Work required:
The answer is every line of the records that holds the word "JSON", copied in full.

Dataset rows for apps and sites
——————
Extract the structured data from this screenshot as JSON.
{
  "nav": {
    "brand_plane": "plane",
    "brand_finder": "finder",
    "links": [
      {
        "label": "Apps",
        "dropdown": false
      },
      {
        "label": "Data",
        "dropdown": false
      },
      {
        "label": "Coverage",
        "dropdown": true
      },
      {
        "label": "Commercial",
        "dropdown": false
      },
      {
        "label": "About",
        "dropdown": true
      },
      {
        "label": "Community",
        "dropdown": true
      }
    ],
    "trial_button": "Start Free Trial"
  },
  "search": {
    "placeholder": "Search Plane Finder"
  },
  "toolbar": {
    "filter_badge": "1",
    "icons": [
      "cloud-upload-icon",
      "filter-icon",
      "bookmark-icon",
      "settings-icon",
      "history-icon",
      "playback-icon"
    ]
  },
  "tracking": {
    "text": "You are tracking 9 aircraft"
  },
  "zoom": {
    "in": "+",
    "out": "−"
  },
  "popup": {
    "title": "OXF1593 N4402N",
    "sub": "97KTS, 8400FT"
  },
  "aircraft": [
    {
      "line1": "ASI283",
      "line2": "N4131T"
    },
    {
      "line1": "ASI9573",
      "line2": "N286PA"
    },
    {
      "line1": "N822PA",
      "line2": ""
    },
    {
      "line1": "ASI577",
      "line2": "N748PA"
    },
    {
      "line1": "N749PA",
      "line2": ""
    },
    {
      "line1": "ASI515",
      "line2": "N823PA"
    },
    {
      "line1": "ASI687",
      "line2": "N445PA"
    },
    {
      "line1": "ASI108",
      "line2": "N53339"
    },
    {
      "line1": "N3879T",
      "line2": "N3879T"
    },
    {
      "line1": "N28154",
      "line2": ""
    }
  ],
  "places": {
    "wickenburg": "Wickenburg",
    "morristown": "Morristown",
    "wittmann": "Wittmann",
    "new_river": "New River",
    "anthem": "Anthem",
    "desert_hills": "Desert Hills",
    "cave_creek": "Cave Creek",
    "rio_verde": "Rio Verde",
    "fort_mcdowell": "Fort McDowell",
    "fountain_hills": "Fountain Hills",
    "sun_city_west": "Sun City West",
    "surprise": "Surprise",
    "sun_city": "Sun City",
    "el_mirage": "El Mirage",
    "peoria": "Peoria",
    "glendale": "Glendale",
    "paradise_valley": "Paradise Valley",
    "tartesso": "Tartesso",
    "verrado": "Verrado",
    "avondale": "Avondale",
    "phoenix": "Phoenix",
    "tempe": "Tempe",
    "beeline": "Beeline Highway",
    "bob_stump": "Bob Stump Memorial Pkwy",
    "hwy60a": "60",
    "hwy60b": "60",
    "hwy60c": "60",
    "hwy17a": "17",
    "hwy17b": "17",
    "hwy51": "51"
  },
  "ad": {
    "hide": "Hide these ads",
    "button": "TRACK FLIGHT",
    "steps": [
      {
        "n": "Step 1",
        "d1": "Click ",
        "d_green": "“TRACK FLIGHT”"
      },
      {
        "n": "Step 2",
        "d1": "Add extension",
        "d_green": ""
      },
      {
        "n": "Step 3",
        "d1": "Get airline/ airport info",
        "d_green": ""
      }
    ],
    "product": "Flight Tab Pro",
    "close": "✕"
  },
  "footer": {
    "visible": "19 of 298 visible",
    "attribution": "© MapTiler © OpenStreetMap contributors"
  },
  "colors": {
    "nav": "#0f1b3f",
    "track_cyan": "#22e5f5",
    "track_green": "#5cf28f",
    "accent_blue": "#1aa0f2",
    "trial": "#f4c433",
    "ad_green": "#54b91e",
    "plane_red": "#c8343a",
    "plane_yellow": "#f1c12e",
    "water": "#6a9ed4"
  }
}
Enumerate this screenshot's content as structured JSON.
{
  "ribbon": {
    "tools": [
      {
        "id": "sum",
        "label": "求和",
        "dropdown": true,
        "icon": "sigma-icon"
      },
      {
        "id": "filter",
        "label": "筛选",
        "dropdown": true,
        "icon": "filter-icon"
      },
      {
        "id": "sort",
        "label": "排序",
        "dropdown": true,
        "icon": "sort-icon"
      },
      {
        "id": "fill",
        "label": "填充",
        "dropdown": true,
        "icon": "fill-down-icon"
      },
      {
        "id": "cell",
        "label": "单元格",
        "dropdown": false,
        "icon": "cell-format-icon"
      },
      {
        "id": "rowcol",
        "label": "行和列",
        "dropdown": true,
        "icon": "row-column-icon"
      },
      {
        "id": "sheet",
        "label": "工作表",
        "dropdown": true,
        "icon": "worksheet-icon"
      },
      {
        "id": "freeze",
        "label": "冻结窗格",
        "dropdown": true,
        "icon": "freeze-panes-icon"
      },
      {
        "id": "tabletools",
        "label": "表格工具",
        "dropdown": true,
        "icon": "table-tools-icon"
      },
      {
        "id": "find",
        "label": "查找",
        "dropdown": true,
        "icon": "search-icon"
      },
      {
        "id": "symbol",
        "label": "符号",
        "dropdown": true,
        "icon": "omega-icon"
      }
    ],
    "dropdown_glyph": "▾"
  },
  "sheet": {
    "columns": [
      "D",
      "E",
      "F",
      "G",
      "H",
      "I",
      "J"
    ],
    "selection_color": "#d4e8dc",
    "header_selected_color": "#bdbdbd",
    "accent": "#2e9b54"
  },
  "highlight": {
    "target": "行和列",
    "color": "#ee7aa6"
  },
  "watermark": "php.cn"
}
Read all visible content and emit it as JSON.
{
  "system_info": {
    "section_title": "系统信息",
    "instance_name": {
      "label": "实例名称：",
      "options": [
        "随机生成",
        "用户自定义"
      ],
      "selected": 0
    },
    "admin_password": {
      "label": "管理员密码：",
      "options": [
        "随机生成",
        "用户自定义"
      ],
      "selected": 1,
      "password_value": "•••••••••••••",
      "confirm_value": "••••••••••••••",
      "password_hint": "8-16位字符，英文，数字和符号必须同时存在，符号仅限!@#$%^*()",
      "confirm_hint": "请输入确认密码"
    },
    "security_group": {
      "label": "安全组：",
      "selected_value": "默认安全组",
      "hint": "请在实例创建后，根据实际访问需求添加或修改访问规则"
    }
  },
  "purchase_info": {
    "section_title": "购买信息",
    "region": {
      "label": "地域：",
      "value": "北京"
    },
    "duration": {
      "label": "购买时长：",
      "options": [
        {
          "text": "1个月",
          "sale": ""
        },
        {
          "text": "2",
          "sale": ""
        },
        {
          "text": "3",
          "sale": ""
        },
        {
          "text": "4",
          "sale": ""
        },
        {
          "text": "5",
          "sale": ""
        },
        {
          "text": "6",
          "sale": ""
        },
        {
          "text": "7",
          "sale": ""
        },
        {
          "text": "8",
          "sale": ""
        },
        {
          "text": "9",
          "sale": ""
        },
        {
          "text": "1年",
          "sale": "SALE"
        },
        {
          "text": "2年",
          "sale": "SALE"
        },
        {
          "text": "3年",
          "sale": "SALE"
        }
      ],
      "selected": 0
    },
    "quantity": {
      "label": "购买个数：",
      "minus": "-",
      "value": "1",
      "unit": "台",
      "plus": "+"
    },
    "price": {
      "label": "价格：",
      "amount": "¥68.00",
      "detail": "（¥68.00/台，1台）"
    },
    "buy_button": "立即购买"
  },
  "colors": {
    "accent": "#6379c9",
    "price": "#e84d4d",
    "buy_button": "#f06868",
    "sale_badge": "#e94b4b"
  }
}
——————
Written reply:
Extract the structured data from this screenshot as JSON.
Enumerate this screenshot's content as structured JSON.
Read all visible content and emit it as JSON.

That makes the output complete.